And down this way you come to the most important place…


the community hay pile!! YUMMY!


And this is the barn that they said some day we’ll get to live in! And you keep away from those other sheep, kids. I don’t know why, but some of them have a dreadful habit of trying to steal other ewes’ lambs! Who me? I would NEVER think of doing anything like that!


Anyway, all has gone well. Bindi once got a bit too close for Molly’s comfort, but a few head butts set the record straight. The lambs are enjoying today’s warmth and sunshine!

Update on Matilda

Well, just up from my third night of sleeping in the barn! Matilda is definitely making progress! The night before last, Matilda couldn’t stand it that she was in the stanchion and couldn’t see the lamb…GREAT SIGN! Her maternal behavior toward the lamb was budding! We couldn’t resist satisfying her urge, so we brought the lamb to her head end so that she could visit. That was it! When we put the lamb back in the pen where it could nurse when it wanted to, she called and called to it. We shut out the lights, hoping to get to sleep, but she only called all the louder! So I moved my bed to her head end and brought the lamb out for it to sleep there. Every time I heard them wake or the lamb cry, I’d bring it around to her udder to nurse. Sometimes I woke to see her actually putting her head gently right on the sleeping lamb.


In the morning we decided to try them together in the stall, with Matilda freed from the stanchion.




She was a bit nervous, and we were afraid that we jumped the gun, but throughout the day she seemed to get a bit more relaxed, and I thought perhaps I’d be sleeping in my own bed that night…wrong! NOW we had a new problem. She wouldn’t stand still for the lamb to nurse! Apparently this can be common in young ewes.




Our great support group of ISBONA (Icelandic Sheep Breeders of North America) came to the rescue with lots of suggestions. One of them was to check for sharp little incisors poking through the gums which might hurt Matilda when the lamb nursed vigorously (having nursed babies myself, that made COMPLETE sense!) Sure enough, when I went down to take a feel, there were two little sharp areas where those first two incisors were poking through! Now, this is where the solution to this nursing problem in sheep and humans differs! With lambs, you can take a nail file and smooth off those sharp edges! I did my best (the lamb was not happy submitting), then checked the udder for any signs of mastitis (another potential source of pain). We also tried haltering Matilda to try to keep her standing in one place (I really wanted to avoid putting her back in the stanchion!) She took very well to the halter, and so I’ve been haltering her ever since whenever the lamb seemed to want to nurse — that’s what I spent last night doing, too.
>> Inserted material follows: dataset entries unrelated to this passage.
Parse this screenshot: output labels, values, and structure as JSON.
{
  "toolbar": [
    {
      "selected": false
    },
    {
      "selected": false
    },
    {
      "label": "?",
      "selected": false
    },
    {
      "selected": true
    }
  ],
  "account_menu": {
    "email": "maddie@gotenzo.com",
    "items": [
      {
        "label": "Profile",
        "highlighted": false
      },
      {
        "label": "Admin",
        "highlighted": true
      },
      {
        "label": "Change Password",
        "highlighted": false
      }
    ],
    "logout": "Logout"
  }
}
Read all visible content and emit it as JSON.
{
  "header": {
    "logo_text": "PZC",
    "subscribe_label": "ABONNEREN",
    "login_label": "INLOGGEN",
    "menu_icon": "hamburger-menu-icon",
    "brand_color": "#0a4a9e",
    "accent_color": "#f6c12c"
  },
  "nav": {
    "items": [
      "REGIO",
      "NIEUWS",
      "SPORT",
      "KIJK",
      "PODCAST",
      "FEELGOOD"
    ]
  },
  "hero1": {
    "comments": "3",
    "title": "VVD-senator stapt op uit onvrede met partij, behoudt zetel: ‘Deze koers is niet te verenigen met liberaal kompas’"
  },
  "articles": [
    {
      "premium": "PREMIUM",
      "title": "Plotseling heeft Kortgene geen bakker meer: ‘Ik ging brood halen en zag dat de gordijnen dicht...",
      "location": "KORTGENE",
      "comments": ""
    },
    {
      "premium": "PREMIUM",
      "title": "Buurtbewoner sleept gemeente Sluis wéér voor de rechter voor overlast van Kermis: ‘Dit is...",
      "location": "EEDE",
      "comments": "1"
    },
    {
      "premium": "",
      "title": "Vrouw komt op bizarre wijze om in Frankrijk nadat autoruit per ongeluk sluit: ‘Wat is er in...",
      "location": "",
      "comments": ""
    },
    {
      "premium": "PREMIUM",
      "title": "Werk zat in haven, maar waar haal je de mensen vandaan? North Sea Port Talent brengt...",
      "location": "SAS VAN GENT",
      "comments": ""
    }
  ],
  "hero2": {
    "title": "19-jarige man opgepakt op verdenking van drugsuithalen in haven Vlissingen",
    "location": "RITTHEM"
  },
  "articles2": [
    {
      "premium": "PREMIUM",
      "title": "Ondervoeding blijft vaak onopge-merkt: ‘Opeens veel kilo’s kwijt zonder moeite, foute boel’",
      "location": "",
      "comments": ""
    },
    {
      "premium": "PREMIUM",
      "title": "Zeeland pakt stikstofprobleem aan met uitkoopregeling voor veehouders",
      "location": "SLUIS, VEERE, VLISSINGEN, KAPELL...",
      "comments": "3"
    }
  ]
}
As the lamb gets stronger and faster and remembers where the udder is (sometimes she looks in the wrong place!), and as Matilda’s hormones kick in, she should do better and better. Already after last night I saw her stand once for the lamb without the halter, and when I do halter her, I try to hold her less and less tightly. Hopefully by days end everyone will get the hang of it!